• ASSIGNMENT
An exact retyping of every record is required.

• RECORD EXCERPTS
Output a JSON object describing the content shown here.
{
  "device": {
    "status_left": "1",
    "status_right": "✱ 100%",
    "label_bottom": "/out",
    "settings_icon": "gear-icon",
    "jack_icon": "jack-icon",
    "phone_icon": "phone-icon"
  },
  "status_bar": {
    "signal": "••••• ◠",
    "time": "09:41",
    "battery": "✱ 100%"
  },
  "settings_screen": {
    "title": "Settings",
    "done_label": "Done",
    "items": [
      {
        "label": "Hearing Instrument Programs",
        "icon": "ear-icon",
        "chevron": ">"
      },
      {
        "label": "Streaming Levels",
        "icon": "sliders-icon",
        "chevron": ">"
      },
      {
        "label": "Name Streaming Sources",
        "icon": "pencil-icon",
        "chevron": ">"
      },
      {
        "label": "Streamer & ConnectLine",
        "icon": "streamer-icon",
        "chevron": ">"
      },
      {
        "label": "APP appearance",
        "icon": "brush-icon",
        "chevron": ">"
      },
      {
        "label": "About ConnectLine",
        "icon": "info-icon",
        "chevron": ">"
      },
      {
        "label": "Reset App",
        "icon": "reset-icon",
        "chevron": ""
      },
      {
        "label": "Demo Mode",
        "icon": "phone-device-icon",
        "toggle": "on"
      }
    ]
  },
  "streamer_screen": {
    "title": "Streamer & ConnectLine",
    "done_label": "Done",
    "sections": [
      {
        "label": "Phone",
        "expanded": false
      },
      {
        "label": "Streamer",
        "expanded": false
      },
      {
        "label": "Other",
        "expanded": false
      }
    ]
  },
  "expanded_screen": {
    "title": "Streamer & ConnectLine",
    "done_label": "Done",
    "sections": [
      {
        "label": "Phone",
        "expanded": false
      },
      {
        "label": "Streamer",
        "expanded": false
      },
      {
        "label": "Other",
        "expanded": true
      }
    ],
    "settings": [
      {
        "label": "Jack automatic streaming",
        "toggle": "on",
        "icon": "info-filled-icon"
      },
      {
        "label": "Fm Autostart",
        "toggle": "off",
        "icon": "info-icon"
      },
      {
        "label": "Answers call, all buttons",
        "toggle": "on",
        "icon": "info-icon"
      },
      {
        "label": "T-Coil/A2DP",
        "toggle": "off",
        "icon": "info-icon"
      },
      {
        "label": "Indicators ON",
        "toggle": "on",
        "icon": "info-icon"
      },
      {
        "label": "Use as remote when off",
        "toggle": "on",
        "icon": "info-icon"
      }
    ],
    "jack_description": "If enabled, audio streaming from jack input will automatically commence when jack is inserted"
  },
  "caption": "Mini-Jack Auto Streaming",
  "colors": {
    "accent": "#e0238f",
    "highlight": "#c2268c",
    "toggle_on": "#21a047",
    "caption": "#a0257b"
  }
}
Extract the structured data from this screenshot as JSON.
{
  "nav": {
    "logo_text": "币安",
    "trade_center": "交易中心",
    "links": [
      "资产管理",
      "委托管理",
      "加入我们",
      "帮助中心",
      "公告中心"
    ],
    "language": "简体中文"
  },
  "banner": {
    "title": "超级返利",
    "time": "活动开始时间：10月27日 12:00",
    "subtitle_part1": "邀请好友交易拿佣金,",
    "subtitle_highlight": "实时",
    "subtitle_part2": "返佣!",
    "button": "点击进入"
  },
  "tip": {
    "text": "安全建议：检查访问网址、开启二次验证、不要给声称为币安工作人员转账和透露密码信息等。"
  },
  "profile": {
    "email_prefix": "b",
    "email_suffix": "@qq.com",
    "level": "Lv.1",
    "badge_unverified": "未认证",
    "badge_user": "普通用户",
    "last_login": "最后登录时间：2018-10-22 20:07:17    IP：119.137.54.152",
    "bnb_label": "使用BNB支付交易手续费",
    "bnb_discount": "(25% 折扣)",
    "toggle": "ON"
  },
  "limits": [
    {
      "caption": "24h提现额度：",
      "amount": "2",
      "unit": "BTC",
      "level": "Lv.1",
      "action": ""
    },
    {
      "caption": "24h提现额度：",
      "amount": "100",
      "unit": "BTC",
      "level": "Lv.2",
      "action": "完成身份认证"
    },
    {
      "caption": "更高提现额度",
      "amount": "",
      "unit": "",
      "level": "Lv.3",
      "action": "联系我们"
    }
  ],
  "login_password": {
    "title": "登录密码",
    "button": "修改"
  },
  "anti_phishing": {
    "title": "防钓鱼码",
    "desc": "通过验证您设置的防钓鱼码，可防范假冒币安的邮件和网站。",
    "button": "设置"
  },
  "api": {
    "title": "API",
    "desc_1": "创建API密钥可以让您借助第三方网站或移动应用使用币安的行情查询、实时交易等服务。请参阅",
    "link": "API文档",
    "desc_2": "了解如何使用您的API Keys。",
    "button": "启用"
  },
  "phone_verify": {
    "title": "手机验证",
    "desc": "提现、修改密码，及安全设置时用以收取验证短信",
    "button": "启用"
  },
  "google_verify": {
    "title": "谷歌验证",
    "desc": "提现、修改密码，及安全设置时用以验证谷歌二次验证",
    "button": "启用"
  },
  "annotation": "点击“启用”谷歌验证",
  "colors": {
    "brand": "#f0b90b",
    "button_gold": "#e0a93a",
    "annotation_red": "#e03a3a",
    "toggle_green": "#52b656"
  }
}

• ANSWER TO THE PROBLEM
Output a JSON object describing the content shown here.
{
  "device": {
    "status_left": "1",
    "status_right": "✱ 100%",
    "label_bottom": "/out",
    "settings_icon": "gear-icon",
    "jack_icon": "jack-icon",
    "phone_icon": "phone-icon"
  },
  "status_bar": {
    "signal": "••••• ◠",
    "time": "09:41",
    "battery": "✱ 100%"
  },
  "settings_screen": {
    "title": "Settings",
    "done_label": "Done",
    "items": [
      {
        "label": "Hearing Instrument Programs",
        "icon": "ear-icon",
        "chevron": ">"
      },
      {
        "label": "Streaming Levels",
        "icon": "sliders-icon",
        "chevron": ">"
      },
      {
        "label": "Name Streaming Sources",
        "icon": "pencil-icon",
        "chevron": ">"
      },
      {
        "label": "Streamer & ConnectLine",
        "icon": "streamer-icon",
        "chevron": ">"
      },
      {
        "label": "APP appearance",
        "icon": "brush-icon",
        "chevron": ">"
      },
      {
        "label": "About ConnectLine",
        "icon": "info-icon",
        "chevron": ">"
      },
      {
        "label": "Reset App",
        "icon": "reset-icon",
        "chevron": ""
      },
      {
        "label": "Demo Mode",
        "icon": "phone-device-icon",
        "toggle": "on"
      }
    ]
  },
  "streamer_screen": {
    "title": "Streamer & ConnectLine",
    "done_label": "Done",
    "sections": [
      {
        "label": "Phone",
        "expanded": false
      },
      {
        "label": "Streamer",
        "expanded": false
      },
      {
        "label": "Other",
        "expanded": false
      }
    ]
  },
  "expanded_screen": {
    "title": "Streamer & ConnectLine",
    "done_label": "Done",
    "sections": [
      {
        "label": "Phone",
        "expanded": false
      },
      {
        "label": "Streamer",
        "expanded": false
      },
      {
        "label": "Other",
        "expanded": true
      }
    ],
    "settings": [
      {
        "label": "Jack automatic streaming",
        "toggle": "on",
        "icon": "info-filled-icon"
      },
      {
        "label": "Fm Autostart",
        "toggle": "off",
        "icon": "info-icon"
      },
      {
        "label": "Answers call, all buttons",
        "toggle": "on",
        "icon": "info-icon"
      },
      {
        "label": "T-Coil/A2DP",
        "toggle": "off",
        "icon": "info-icon"
      },
      {
        "label": "Indicators ON",
        "toggle": "on",
        "icon": "info-icon"
      },
      {
        "label": "Use as remote when off",
        "toggle": "on",
        "icon": "info-icon"
      }
    ],
    "jack_description": "If enabled, audio streaming from jack input will automatically commence when jack is inserted"
  },
  "caption": "Mini-Jack Auto Streaming",
  "colors": {
    "accent": "#e0238f",
    "highlight": "#c2268c",
    "toggle_on": "#21a047",
    "caption": "#a0257b"
  }
}
Extract the structured data from this screenshot as JSON.
{
  "nav": {
    "logo_text": "币安",
    "trade_center": "交易中心",
    "links": [
      "资产管理",
      "委托管理",
      "加入我们",
      "帮助中心",
      "公告中心"
    ],
    "language": "简体中文"
  },
  "banner": {
    "title": "超级返利",
    "time": "活动开始时间：10月27日 12:00",
    "subtitle_part1": "邀请好友交易拿佣金,",
    "subtitle_highlight": "实时",
    "subtitle_part2": "返佣!",
    "button": "点击进入"
  },
  "tip": {
    "text": "安全建议：检查访问网址、开启二次验证、不要给声称为币安工作人员转账和透露密码信息等。"
  },
  "profile": {
    "email_prefix": "b",
    "email_suffix": "@qq.com",
    "level": "Lv.1",
    "badge_unverified": "未认证",
    "badge_user": "普通用户",
    "last_login": "最后登录时间：2018-10-22 20:07:17    IP：119.137.54.152",
    "bnb_label": "使用BNB支付交易手续费",
    "bnb_discount": "(25% 折扣)",
    "toggle": "ON"
  },
  "limits": [
    {
      "caption": "24h提现额度：",
      "amount": "2",
      "unit": "BTC",
      "level": "Lv.1",
      "action": ""
    },
    {
      "caption": "24h提现额度：",
      "amount": "100",
      "unit": "BTC",
      "level": "Lv.2",
      "action": "完成身份认证"
    },
    {
      "caption": "更高提现额度",
      "amount": "",
      "unit": "",
      "level": "Lv.3",
      "action": "联系我们"
    }
  ],
  "login_password": {
    "title": "登录密码",
    "button": "修改"
  },
  "anti_phishing": {
    "title": "防钓鱼码",
    "desc": "通过验证您设置的防钓鱼码，可防范假冒币安的邮件和网站。",
    "button": "设置"
  },
  "api": {
    "title": "API",
    "desc_1": "创建API密钥可以让您借助第三方网站或移动应用使用币安的行情查询、实时交易等服务。请参阅",
    "link": "API文档",
    "desc_2": "了解如何使用您的API Keys。",
    "button": "启用"
  },
  "phone_verify": {
    "title": "手机验证",
    "desc": "提现、修改密码，及安全设置时用以收取验证短信",
    "button": "启用"
  },
  "google_verify": {
    "title": "谷歌验证",
    "desc": "提现、修改密码，及安全设置时用以验证谷歌二次验证",
    "button": "启用"
  },
  "annotation": "点击“启用”谷歌验证",
  "colors": {
    "brand": "#f0b90b",
    "button_gold": "#e0a93a",
    "annotation_red": "#e03a3a",
    "toggle_green": "#52b656"
  }
}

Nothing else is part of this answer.